So who are these people? Donna is the grandmother of my wife, Jessica, and Dorothy is my grandmother. How cool is that?
When Jessica and I first started dating in 2003 we were unaware that our families were close and had taken these annual camping trips back in the 60's and 70's. It's just something that we discovered after we had been together for a year or so. So, it was one of those things that we talked about when we got together with either of our families. They would share memories and it was really interesting to hear her aunts and uncles tell me stories about my parents. We also learned that the trip still happens every year. Most of my family doesn't go anymore and none of Jessica's family attends but Mary's kids and grandchildren, the Tononi family, show up in huge numbers and have kept the tradition alive. So we started going in 2008 and now we drink beers and tell stories on the same soil that our parents and grandparents did 50 years ago.
I just want to take a moment to tell you how amazing the Tononi family is. If you showed up to one of their weekly spaghetti dinners, not only would you be welcomed with open arms, you would learn quickly that this family takes tradition very seriously. It's infectious too. That is why, when Jessica and I were asked to be on the planning committee for this year's trip, we graciously accepted. If any Pinery campers are reading this, we hope you enjoyed it!
We came home a day early because we needed to prep the house to go on the market. We spent the whole day on Monday mulching, planting, scrubbing, mopping, and making our clutter disappear. We did such an awesome job I actually had a brief moment where I was like, "Hmmm...maybe I don't want to sell this place." Then I thought about the weekends I spent inside this 1100 sq ft box with two crazy kids during the polar vortex. I am ready to put a bow on this place and sell it to the highest bidder. Since we are selling now, instead of renting, our departure date could be moved up as much as 2 months. Once we sell we have 30 days to get out of the way. Bonus!
We really like our new camper. It's starting to feel like home and we have hope that we will be able to get our essential items inside of it and survive for a year. I ran some calculations and figured out that we get about 8-9 MPG while towing on the HWY. Not too shabby. I also learned some hard lessons about cornering while navigating the narrow, tree-lined roads of the Pinery. There are a few challenges that we are still working out, like the fact that we don't have a washer and dryer on the camper, but these are just small details that don't matter in the grand scheme of things. In fact, if you are worried about details like how you are gonna wash your clothes, you probably don't have the stomach for this kind of living.
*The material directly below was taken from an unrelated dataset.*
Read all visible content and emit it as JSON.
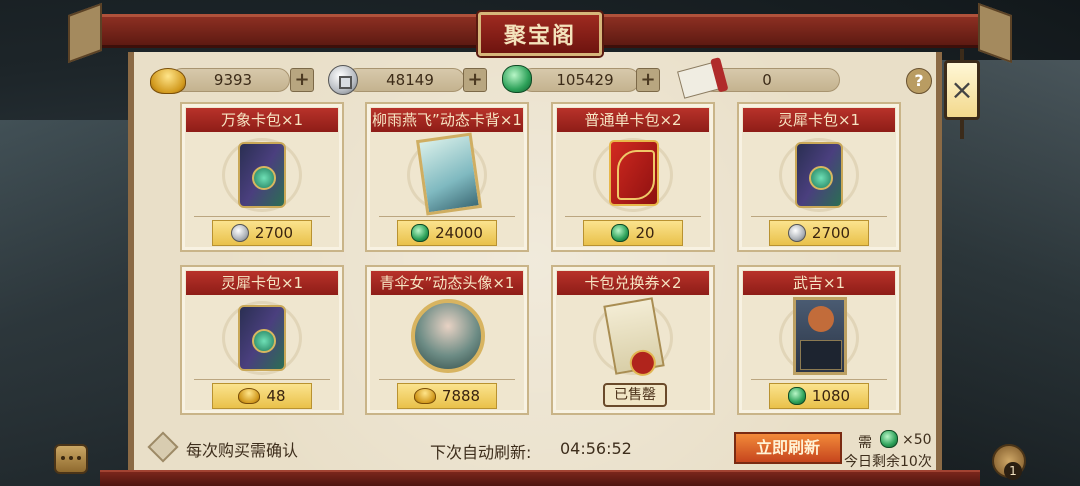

I have managed to find some clever solutions to some other issues that I will write about in my next entry. We are going into full execution mode so get ready to take notes!